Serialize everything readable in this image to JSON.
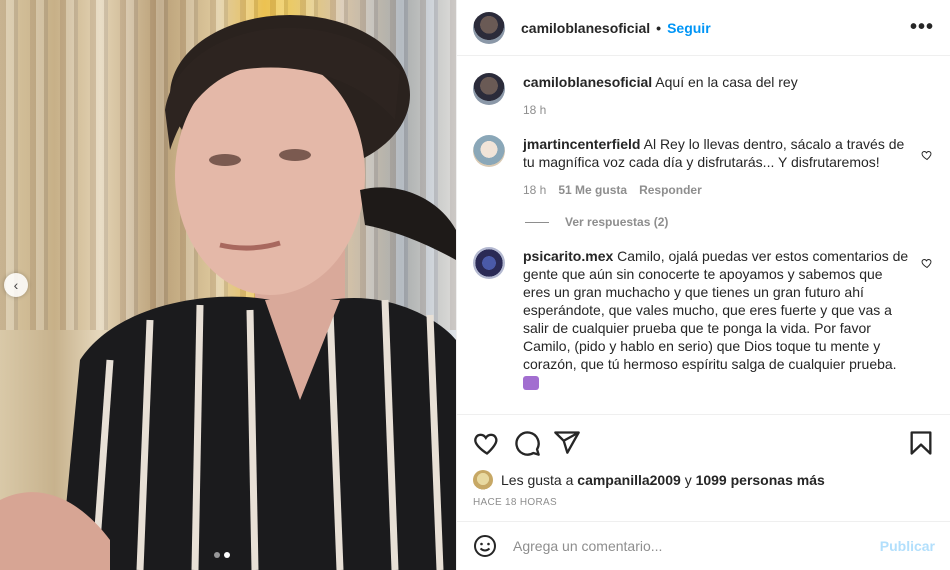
{
  "post": {
    "username": "camiloblanesoficial",
    "follow_label": "Seguir",
    "separator": "•",
    "more_icon": "more-horizontal-icon",
    "caption_username": "camiloblanesoficial",
    "caption_text": "Aquí en la casa del rey",
    "caption_time": "18 h"
  },
  "comments": [
    {
      "username": "jmartincenterfield",
      "text": "Al Rey lo llevas dentro, sácalo a través de tu magnífica voz cada día y disfrutarás... Y disfrutaremos!",
      "time": "18 h",
      "likes": "51 Me gusta",
      "reply": "Responder",
      "view_replies": "Ver respuestas (2)"
    },
    {
      "username": "psicarito.mex",
      "text": "Camilo, ojalá puedas ver estos comentarios de gente que aún sin conocerte te apoyamos y sabemos que eres un gran muchacho y que tienes un gran futuro ahí esperándote, que vales mucho, que eres fuerte y que vas a salir de cualquier prueba que te ponga la vida. Por favor Camilo, (pido y hablo en serio) que Dios toque tu mente y corazón, que tú hermoso espíritu salga de cualquier prueba."
    }
  ],
  "likes": {
    "prefix": "Les gusta a",
    "user": "campanilla2009",
    "joiner": "y",
    "others": "1099 personas más"
  },
  "timestamp": "HACE 18 HORAS",
  "comment_box": {
    "placeholder": "Agrega un comentario...",
    "publish": "Publicar"
  },
  "colors": {
    "accent": "#0095f6",
    "publish_disabled": "#b2dffc",
    "muted": "#8e8e8e"
  },
  "carousel": {
    "prev_arrow": "‹",
    "slide_count": 2,
    "active_slide": 2
  }
}
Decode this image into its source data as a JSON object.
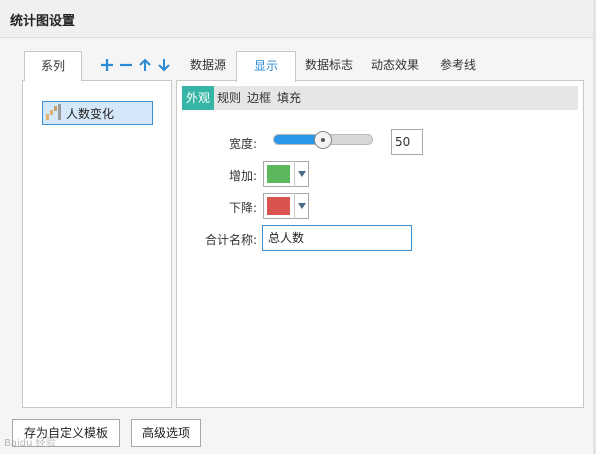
{
  "window": {
    "title": "统计图设置"
  },
  "series_tab": {
    "label": "系列"
  },
  "toolbar": {
    "icons": [
      "add-icon",
      "remove-icon",
      "move-up-icon",
      "move-down-icon"
    ],
    "accent": "#2a8ad4"
  },
  "series_list": {
    "items": [
      {
        "label": "人数变化",
        "icon": "waterfall-chart-icon"
      }
    ]
  },
  "tabs": [
    "数据源",
    "显示",
    "数据标志",
    "动态效果",
    "参考线"
  ],
  "active_tab": "显示",
  "subtabs": [
    "外观",
    "规则",
    "边框",
    "填充"
  ],
  "active_subtab": "外观",
  "display": {
    "width_label": "宽度:",
    "width_value": "50",
    "width_fraction": 0.5,
    "increase_label": "增加:",
    "increase_color": "#5cb85c",
    "decrease_label": "下降:",
    "decrease_color": "#d9534f",
    "total_name_label": "合计名称:",
    "total_name_value": "总人数"
  },
  "buttons": {
    "save_template": "存为自定义模板",
    "advanced": "高级选项"
  },
  "watermark": "Baidu 经验"
}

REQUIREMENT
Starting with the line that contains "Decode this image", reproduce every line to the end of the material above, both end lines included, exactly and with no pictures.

OUTPUT FOR THIS TASK
Decode this image into its source data as a JSON object.
{
  "window": {
    "title": "统计图设置"
  },
  "series_tab": {
    "label": "系列"
  },
  "toolbar": {
    "icons": [
      "add-icon",
      "remove-icon",
      "move-up-icon",
      "move-down-icon"
    ],
    "accent": "#2a8ad4"
  },
  "series_list": {
    "items": [
      {
        "label": "人数变化",
        "icon": "waterfall-chart-icon"
      }
    ]
  },
  "tabs": [
    "数据源",
    "显示",
    "数据标志",
    "动态效果",
    "参考线"
  ],
  "active_tab": "显示",
  "subtabs": [
    "外观",
    "规则",
    "边框",
    "填充"
  ],
  "active_subtab": "外观",
  "display": {
    "width_label": "宽度:",
    "width_value": "50",
    "width_fraction": 0.5,
    "increase_label": "增加:",
    "increase_color": "#5cb85c",
    "decrease_label": "下降:",
    "decrease_color": "#d9534f",
    "total_name_label": "合计名称:",
    "total_name_value": "总人数"
  },
  "buttons": {
    "save_template": "存为自定义模板",
    "advanced": "高级选项"
  },
  "watermark": "Baidu 经验"
}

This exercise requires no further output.